[Opening SOURCE MATERIAL section]

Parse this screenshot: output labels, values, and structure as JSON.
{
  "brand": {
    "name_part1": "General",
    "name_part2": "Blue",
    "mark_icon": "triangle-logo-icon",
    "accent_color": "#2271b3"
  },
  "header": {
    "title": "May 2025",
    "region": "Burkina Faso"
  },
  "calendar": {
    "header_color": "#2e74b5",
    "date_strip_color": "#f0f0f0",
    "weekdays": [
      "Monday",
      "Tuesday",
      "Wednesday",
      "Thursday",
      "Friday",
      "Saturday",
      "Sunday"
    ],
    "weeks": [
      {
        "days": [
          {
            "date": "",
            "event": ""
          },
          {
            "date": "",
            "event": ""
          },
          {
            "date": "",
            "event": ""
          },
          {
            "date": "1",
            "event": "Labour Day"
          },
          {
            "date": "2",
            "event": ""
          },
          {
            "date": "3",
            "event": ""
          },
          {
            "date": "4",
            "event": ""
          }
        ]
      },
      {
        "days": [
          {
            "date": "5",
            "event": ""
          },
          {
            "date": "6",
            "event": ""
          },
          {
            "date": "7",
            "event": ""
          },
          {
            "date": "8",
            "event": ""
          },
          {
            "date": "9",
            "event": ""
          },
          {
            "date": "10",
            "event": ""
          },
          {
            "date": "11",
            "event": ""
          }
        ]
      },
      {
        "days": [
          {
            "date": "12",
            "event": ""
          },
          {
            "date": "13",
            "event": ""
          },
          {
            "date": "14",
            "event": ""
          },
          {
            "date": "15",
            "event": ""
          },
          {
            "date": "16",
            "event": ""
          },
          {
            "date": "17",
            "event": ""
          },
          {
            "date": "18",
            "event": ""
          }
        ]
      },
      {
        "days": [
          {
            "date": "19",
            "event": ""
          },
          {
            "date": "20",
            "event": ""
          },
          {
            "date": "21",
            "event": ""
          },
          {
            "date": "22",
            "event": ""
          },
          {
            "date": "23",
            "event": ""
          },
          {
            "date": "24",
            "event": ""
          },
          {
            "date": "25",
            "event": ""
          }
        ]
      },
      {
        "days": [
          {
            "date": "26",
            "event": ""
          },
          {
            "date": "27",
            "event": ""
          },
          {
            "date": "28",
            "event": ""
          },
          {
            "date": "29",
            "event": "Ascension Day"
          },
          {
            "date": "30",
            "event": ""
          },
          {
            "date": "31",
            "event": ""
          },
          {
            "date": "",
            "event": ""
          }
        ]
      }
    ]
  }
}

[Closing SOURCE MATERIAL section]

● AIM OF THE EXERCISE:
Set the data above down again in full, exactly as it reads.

● TASK RESPONSE:
Parse this screenshot: output labels, values, and structure as JSON.
{
  "brand": {
    "name_part1": "General",
    "name_part2": "Blue",
    "mark_icon": "triangle-logo-icon",
    "accent_color": "#2271b3"
  },
  "header": {
    "title": "May 2025",
    "region": "Burkina Faso"
  },
  "calendar": {
    "header_color": "#2e74b5",
    "date_strip_color": "#f0f0f0",
    "weekdays": [
      "Monday",
      "Tuesday",
      "Wednesday",
      "Thursday",
      "Friday",
      "Saturday",
      "Sunday"
    ],
    "weeks": [
      {
        "days": [
          {
            "date": "",
            "event": ""
          },
          {
            "date": "",
            "event": ""
          },
          {
            "date": "",
            "event": ""
          },
          {
            "date": "1",
            "event": "Labour Day"
          },
          {
            "date": "2",
            "event": ""
          },
          {
            "date": "3",
            "event": ""
          },
          {
            "date": "4",
            "event": ""
          }
        ]
      },
      {
        "days": [
          {
            "date": "5",
            "event": ""
          },
          {
            "date": "6",
            "event": ""
          },
          {
            "date": "7",
            "event": ""
          },
          {
            "date": "8",
            "event": ""
          },
          {
            "date": "9",
            "event": ""
          },
          {
            "date": "10",
            "event": ""
          },
          {
            "date": "11",
            "event": ""
          }
        ]
      },
      {
        "days": [
          {
            "date": "12",
            "event": ""
          },
          {
            "date": "13",
            "event": ""
          },
          {
            "date": "14",
            "event": ""
          },
          {
            "date": "15",
            "event": ""
          },
          {
            "date": "16",
            "event": ""
          },
          {
            "date": "17",
            "event": ""
          },
          {
            "date": "18",
            "event": ""
          }
        ]
      },
      {
        "days": [
          {
            "date": "19",
            "event": ""
          },
          {
            "date": "20",
            "event": ""
          },
          {
            "date": "21",
            "event": ""
          },
          {
            "date": "22",
            "event": ""
          },
          {
            "date": "23",
            "event": ""
          },
          {
            "date": "24",
            "event": ""
          },
          {
            "date": "25",
            "event": ""
          }
        ]
      },
      {
        "days": [
          {
            "date": "26",
            "event": ""
          },
          {
            "date": "27",
            "event": ""
          },
          {
            "date": "28",
            "event": ""
          },
          {
            "date": "29",
            "event": "Ascension Day"
          },
          {
            "date": "30",
            "event": ""
          },
          {
            "date": "31",
            "event": ""
          },
          {
            "date": "",
            "event": ""
          }
        ]
      }
    ]
  }
}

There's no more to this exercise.